As physicians practices and hospitals start to analyze the structured and unstructured information stored in their electronic health records, generated by mobile health applications and collected by sensors, they could see $300 billion in savings every year by eliminating inefficiencies and errors, according a recently released Rock Health Report.
Dr. Bonnie Feldman, the report's author, found that big data implementation has the potential to reduce fraud, improve efficiency in administrative work and clinical processes, and advance care coordination. Ready or not, healthcare may already be on this trajectory, as Feldman found that by 2016, 4.9 million patients will be able to monitor their health with remote medical devices and tech-savvy consumers will have downloaded 142 million healthcare mobile applications.
However, all of that incoming data won't be usable or helpful if it isn't organized and verified for data quality
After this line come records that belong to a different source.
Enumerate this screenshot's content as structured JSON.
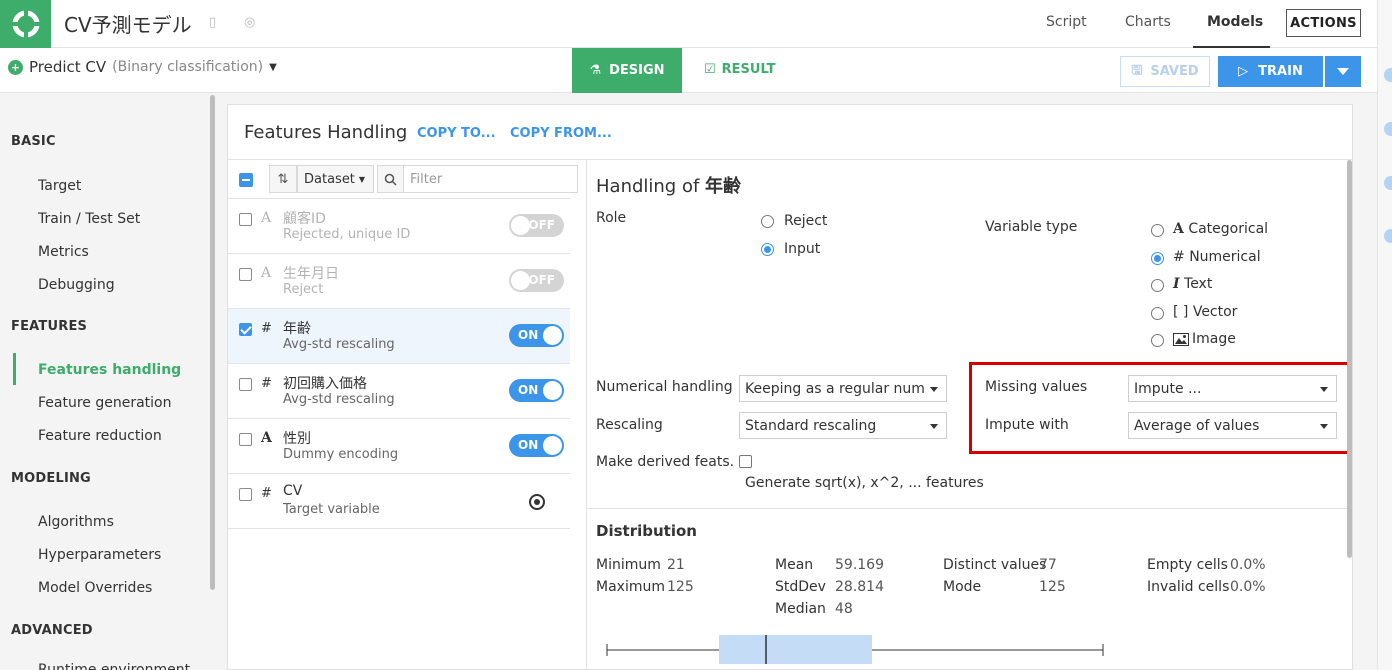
{
  "app": {
    "title": "CV予測モデル",
    "tabs": [
      "Script",
      "Charts",
      "Models"
    ],
    "active_tab": "Models",
    "actions_label": "ACTIONS"
  },
  "subbar": {
    "model_name": "Predict CV",
    "model_kind": "(Binary classification)",
    "design_label": "DESIGN",
    "result_label": "RESULT",
    "saved_label": "SAVED",
    "train_label": "TRAIN"
  },
  "nav": {
    "sections": [
      {
        "title": "BASIC",
        "items": [
          "Target",
          "Train / Test Set",
          "Metrics",
          "Debugging"
        ]
      },
      {
        "title": "FEATURES",
        "items": [
          "Features handling",
          "Feature generation",
          "Feature reduction"
        ]
      },
      {
        "title": "MODELING",
        "items": [
          "Algorithms",
          "Hyperparameters",
          "Model Overrides"
        ]
      },
      {
        "title": "ADVANCED",
        "items": [
          "Runtime environment"
        ]
      }
    ],
    "active_item": "Features handling"
  },
  "panel": {
    "title": "Features Handling",
    "copy_to": "COPY TO...",
    "copy_from": "COPY FROM...",
    "dataset_label": "Dataset",
    "filter_placeholder": "Filter"
  },
  "features": [
    {
      "type_icon": "A",
      "name": "顧客ID",
      "desc": "Rejected, unique ID",
      "toggle": "OFF",
      "checked": false,
      "dim": true
    },
    {
      "type_icon": "A",
      "name": "生年月日",
      "desc": "Reject",
      "toggle": "OFF",
      "checked": false,
      "dim": true
    },
    {
      "type_icon": "#",
      "name": "年齢",
      "desc": "Avg-std rescaling",
      "toggle": "ON",
      "checked": true,
      "dim": false
    },
    {
      "type_icon": "#",
      "name": "初回購入価格",
      "desc": "Avg-std rescaling",
      "toggle": "ON",
      "checked": false,
      "dim": false
    },
    {
      "type_icon": "A",
      "name": "性別",
      "desc": "Dummy encoding",
      "toggle": "ON",
      "checked": false,
      "dim": false
    },
    {
      "type_icon": "#",
      "name": "CV",
      "desc": "Target variable",
      "toggle": "target",
      "checked": false,
      "dim": false
    }
  ],
  "handling": {
    "title_prefix": "Handling of",
    "feature": "年齢",
    "role_label": "Role",
    "role_options": [
      "Reject",
      "Input"
    ],
    "role_selected": "Input",
    "vartype_label": "Variable type",
    "vartype_options": [
      {
        "icon": "A",
        "label": "Categorical"
      },
      {
        "icon": "#",
        "label": "Numerical"
      },
      {
        "icon": "I",
        "label": "Text"
      },
      {
        "icon": "[ ]",
        "label": "Vector"
      },
      {
        "icon": "image-icon",
        "label": "Image"
      }
    ],
    "vartype_selected": "Numerical",
    "numerical_handling_label": "Numerical handling",
    "numerical_handling_value": "Keeping as a regular numerical feature",
    "rescaling_label": "Rescaling",
    "rescaling_value": "Standard rescaling",
    "derived_label": "Make derived feats.",
    "derived_hint": "Generate sqrt(x), x^2, ... features",
    "missing_label": "Missing values",
    "missing_value": "Impute ...",
    "impute_label": "Impute with",
    "impute_value": "Average of values"
  },
  "distribution": {
    "title": "Distribution",
    "stats": [
      {
        "label": "Minimum",
        "value": "21"
      },
      {
        "label": "Maximum",
        "value": "125"
      },
      {
        "label": "Mean",
        "value": "59.169"
      },
      {
        "label": "StdDev",
        "value": "28.814"
      },
      {
        "label": "Median",
        "value": "48"
      },
      {
        "label": "Distinct values",
        "value": "77"
      },
      {
        "label": "Mode",
        "value": "125"
      },
      {
        "label": "Empty cells",
        "value": "0.0%"
      },
      {
        "label": "Invalid cells",
        "value": "0.0%"
      }
    ]
  },
  "colors": {
    "brand_green": "#3eac6b",
    "accent_blue": "#3c95e8",
    "highlight_red": "#d40000"
  }
}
"Often, consistency in data means getting things into a structured format, but it's balancing that getting things into a structured format with making it work within a provider's office," said Greg Chittim of Arcadia Solutions, as quoted by EHR Intelligence. "Quality of data is often one of the easiest fixes to make in terms of EHR adoption and usage."